Fun, it most certainly is, due in part to the film’s wicked sense of humour, and also because you genuinely do like these four main characters we’re spending the entire film alongside with. The four young actors share a strong chemistry with each other, and they each give their characters a recognisable personality that’s both enjoyable and surprisingly heartfelt; Viraj Juneja is the scene-stealer of the lot, draped in self-confidence and spitting out lyrics to hide a more privileged background, followed closely by Lewis Gribben whose Duncan provides some of the film’s biggest laughs with one dunderheaded remark after another.

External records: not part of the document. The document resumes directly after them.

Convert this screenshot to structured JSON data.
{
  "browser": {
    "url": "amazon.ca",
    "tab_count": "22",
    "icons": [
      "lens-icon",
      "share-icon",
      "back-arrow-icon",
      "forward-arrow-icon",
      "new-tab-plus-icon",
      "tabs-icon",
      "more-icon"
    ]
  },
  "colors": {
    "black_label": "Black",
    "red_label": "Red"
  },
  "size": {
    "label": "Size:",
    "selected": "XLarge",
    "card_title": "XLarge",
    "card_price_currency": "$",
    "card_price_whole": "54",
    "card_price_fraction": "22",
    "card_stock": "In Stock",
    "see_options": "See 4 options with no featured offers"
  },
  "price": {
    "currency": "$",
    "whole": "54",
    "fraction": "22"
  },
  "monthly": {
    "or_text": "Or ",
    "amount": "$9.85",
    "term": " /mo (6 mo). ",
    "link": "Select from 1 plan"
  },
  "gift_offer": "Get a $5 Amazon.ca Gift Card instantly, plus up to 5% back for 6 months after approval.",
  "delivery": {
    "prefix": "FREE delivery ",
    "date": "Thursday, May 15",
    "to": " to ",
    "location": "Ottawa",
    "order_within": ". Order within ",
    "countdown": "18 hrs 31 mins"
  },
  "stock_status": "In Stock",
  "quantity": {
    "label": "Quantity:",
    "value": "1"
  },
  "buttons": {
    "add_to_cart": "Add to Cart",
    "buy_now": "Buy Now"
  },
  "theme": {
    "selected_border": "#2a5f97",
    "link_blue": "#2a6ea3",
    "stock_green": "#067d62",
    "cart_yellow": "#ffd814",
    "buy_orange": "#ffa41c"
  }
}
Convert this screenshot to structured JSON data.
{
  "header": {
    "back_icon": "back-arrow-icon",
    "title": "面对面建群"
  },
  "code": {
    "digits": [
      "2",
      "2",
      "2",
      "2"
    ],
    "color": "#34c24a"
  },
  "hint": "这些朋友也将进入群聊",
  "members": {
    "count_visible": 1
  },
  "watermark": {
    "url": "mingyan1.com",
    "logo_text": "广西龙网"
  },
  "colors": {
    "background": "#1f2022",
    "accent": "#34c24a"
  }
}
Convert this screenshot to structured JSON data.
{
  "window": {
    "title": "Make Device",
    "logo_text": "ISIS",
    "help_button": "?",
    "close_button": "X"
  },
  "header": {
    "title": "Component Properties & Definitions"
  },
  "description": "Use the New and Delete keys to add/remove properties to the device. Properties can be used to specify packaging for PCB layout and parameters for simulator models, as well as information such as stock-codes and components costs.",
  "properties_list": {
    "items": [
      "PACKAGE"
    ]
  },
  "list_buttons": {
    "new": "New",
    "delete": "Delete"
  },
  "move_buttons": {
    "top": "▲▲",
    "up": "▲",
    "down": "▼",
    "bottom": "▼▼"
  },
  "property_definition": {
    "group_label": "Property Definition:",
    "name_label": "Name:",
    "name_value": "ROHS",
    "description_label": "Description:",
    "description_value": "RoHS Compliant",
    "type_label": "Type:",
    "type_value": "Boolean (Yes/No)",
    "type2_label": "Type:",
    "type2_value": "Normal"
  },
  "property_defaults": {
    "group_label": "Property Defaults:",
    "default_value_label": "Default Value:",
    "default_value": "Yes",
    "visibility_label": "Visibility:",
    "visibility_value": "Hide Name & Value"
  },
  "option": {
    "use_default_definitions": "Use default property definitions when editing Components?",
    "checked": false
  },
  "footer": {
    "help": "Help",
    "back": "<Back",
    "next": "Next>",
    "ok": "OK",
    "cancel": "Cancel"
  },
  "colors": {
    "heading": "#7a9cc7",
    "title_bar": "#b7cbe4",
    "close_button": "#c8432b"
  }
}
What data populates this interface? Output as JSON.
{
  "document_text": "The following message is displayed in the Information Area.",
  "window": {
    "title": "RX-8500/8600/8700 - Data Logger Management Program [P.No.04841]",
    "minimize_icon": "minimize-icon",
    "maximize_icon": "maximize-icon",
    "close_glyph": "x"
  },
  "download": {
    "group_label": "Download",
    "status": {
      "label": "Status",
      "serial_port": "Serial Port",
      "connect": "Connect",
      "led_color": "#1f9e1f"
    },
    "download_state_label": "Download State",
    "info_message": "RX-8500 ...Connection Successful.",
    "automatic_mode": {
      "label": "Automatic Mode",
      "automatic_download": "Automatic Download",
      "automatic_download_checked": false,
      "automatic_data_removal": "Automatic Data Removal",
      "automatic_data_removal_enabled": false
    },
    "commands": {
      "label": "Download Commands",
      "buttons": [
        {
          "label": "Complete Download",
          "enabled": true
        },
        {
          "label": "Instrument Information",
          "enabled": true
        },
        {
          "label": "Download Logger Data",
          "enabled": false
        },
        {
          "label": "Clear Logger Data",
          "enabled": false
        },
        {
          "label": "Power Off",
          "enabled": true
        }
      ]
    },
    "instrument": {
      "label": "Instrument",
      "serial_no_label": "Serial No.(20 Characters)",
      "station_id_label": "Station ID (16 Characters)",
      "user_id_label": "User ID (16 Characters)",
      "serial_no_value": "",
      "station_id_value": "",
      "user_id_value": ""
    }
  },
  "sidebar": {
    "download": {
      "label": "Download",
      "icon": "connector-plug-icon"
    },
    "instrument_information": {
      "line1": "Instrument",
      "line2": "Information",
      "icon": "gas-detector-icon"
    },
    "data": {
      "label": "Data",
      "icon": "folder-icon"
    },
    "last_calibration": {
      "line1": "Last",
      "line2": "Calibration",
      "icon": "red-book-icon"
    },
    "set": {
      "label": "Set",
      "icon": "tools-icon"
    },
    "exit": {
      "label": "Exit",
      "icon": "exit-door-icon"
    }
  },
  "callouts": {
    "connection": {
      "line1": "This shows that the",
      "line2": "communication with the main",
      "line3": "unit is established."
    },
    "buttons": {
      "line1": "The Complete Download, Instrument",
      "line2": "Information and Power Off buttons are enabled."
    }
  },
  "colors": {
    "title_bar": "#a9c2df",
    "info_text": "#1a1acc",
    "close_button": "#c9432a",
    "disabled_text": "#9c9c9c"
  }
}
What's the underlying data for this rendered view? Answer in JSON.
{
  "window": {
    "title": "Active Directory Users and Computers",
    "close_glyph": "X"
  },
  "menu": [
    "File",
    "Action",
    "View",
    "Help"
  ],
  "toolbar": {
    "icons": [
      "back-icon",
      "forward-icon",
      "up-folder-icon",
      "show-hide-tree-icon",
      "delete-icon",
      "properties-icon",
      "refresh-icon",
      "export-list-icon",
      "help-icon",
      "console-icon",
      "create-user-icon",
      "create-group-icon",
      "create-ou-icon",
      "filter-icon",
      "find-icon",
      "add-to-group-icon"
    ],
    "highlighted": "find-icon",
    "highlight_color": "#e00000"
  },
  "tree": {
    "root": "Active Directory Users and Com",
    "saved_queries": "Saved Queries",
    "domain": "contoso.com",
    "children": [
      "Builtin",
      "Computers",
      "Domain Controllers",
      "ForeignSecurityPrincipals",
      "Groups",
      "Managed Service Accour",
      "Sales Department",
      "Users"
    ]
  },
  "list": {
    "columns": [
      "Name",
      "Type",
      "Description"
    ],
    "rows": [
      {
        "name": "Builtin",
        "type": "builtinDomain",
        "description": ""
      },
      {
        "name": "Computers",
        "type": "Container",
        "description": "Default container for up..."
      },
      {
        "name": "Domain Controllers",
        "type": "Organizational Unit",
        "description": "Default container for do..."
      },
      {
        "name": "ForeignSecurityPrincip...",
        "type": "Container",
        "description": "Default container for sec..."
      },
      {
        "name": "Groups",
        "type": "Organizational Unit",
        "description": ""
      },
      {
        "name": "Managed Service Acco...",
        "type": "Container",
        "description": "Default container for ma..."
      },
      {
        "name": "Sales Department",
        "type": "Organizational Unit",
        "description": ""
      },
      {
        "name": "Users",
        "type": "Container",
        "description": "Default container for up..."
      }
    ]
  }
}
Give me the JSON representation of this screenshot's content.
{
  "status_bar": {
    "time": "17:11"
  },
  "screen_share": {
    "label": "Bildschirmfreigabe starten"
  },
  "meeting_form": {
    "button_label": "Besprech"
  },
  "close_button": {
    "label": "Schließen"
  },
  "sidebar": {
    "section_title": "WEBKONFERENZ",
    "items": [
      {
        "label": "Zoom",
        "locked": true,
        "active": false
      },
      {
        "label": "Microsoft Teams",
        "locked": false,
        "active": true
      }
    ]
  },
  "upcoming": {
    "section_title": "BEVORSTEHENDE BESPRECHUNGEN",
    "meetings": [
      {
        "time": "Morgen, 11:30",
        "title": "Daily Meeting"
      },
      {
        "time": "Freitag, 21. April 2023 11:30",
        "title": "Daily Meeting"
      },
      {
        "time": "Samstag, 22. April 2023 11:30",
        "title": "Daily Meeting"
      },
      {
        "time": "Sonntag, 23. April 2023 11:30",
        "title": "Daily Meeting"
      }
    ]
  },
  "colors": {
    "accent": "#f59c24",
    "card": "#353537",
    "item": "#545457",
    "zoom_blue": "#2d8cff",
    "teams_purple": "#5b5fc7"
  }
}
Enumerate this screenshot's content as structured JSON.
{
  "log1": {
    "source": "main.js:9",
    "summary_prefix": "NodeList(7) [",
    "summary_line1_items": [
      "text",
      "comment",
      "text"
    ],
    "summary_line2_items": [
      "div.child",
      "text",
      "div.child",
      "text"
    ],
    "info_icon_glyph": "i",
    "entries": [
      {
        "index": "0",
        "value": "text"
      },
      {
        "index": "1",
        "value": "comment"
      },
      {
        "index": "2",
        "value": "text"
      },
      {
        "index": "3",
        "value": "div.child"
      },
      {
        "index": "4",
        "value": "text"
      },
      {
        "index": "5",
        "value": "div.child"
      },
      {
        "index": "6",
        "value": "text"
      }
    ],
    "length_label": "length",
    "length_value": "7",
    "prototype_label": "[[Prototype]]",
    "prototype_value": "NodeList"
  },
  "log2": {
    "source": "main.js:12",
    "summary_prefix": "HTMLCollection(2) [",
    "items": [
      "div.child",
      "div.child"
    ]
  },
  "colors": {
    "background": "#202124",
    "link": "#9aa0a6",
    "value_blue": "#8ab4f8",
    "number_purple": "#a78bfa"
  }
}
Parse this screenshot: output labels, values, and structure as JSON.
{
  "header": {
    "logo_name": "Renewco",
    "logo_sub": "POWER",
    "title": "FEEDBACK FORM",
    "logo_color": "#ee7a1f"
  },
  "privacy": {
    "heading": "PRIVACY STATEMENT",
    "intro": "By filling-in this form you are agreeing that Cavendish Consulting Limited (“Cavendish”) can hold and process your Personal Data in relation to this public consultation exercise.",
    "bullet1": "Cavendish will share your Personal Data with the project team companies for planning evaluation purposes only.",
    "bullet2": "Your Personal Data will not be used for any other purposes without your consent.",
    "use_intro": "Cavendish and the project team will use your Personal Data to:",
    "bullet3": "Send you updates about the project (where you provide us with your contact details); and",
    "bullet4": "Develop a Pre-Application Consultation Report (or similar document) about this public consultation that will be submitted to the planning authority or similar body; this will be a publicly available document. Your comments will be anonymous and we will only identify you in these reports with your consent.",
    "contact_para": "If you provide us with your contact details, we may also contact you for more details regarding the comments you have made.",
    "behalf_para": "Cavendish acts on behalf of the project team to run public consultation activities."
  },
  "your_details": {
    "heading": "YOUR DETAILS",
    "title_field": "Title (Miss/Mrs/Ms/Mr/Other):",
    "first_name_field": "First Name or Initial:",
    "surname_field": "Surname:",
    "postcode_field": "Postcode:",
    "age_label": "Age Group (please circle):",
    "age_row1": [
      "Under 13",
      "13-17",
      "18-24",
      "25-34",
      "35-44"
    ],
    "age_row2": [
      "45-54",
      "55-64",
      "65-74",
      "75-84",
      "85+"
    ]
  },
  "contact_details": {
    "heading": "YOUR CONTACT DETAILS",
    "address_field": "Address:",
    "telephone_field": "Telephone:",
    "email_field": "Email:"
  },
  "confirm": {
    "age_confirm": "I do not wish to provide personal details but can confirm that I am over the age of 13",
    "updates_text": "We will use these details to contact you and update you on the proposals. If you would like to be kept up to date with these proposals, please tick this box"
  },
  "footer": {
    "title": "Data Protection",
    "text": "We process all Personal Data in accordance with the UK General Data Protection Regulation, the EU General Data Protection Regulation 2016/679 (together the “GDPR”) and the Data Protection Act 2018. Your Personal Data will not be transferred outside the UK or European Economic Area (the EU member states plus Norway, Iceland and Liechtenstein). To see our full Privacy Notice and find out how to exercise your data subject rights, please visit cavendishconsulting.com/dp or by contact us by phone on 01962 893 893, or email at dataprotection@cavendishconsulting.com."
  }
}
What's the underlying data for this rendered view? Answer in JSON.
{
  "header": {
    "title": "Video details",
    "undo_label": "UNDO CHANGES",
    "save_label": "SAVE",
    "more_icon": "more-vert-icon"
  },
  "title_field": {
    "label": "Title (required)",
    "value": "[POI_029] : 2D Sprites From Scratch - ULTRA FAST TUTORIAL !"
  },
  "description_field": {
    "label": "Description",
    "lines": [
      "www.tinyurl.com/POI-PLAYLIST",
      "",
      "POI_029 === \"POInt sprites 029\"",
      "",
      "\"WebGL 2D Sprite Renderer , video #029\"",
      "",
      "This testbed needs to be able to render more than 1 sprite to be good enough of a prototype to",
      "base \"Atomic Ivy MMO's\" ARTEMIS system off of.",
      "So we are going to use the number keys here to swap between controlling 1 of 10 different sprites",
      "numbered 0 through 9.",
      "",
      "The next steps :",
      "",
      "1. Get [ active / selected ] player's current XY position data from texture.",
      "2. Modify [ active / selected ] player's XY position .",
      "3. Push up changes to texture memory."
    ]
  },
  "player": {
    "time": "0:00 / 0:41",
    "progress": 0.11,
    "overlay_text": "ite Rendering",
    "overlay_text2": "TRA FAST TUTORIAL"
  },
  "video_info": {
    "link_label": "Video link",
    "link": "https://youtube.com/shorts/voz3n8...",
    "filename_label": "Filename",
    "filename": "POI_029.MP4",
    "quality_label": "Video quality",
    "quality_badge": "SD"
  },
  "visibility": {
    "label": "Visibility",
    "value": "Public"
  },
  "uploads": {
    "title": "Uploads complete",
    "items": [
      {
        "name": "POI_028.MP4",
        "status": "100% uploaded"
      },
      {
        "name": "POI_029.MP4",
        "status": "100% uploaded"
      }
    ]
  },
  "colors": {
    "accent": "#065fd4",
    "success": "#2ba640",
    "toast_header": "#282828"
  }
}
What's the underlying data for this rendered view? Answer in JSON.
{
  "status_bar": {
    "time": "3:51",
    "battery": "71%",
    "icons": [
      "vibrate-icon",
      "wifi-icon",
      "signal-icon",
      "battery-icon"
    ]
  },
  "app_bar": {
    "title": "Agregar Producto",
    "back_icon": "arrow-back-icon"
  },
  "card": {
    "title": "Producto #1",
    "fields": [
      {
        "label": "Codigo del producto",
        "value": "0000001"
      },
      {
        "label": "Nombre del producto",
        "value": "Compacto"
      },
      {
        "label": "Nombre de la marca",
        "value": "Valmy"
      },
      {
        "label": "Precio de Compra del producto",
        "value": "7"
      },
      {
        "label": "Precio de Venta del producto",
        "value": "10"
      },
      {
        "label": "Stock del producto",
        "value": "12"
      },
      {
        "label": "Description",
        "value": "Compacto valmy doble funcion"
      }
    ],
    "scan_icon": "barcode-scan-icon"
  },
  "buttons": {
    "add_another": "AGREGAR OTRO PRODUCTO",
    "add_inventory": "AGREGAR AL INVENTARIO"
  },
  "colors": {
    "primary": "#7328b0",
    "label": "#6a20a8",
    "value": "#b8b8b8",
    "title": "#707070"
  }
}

Think of this leading quartet as The Inbetweeners if they somehow stumbled into the middle of The Hunger Games, and suddenly the movie seems all the more hilarious; but the performances and the characters have a good deal of heart to them which makes you really want to root for them to escape the clutches of evil rubber-masked Eddie Izzard and his twisted hunting ritual. Elsewhere in the cast, you have a fun sub-plot about a pair of police officers following the young boys’ trail (wherein superintendent Alice Lowe delivers a funny monologue about the area’s lack of bread), and a sight nobody would ever have thought they’d see: esteemed character actor James Cosmo playing a farmer scoffing rabbit poo whilst playing hip-hop on a stereo.
The cast, both known and unknown, works well underneath director Doff’s watch, as the first-time filmmaker nails the tone and sets a healthy pace (it comes in at just under 90 minutes) for them and the viewing audience to have as much fun as they possibly can, and more often than not the film remains consistently entertaining from the opening credits all the way to the final shot. Even when it feels like the film is starting to lag, Doff immediately spices up the scene with a glorious bit of sudden carnage, ensuring that our attention is firmly within his grasp, and that right up until the end it leaves us guessing about what’s going to happen next. Doff has made a fun, funny and furiously engaging black comedy that’s an impressive calling card for any studio looking for the next quirky British visionary; should he go on to do more genre fare, or do something wildly unpredictable, then he’s well on his way to the big leagues if Get Duked! is any indication.
This is a British comedy with laughs, heart and solid entertainment to spare – and that’s before the movie even introduces the rabbit poo.
SO, TO SUM UP…
Get Duked! is a hugely entertaining and often hilarious dark comedy which scores big laughs from a well-paced script and direction by first-time filmmaker Ninian Doff, as well as a likeable quartet of lead performances and some memorable turns by its starry supporting cast, complete with a fun commentary on class divide that never drags, especially when there’s sudden violence and drug-laden rabbit poo involved.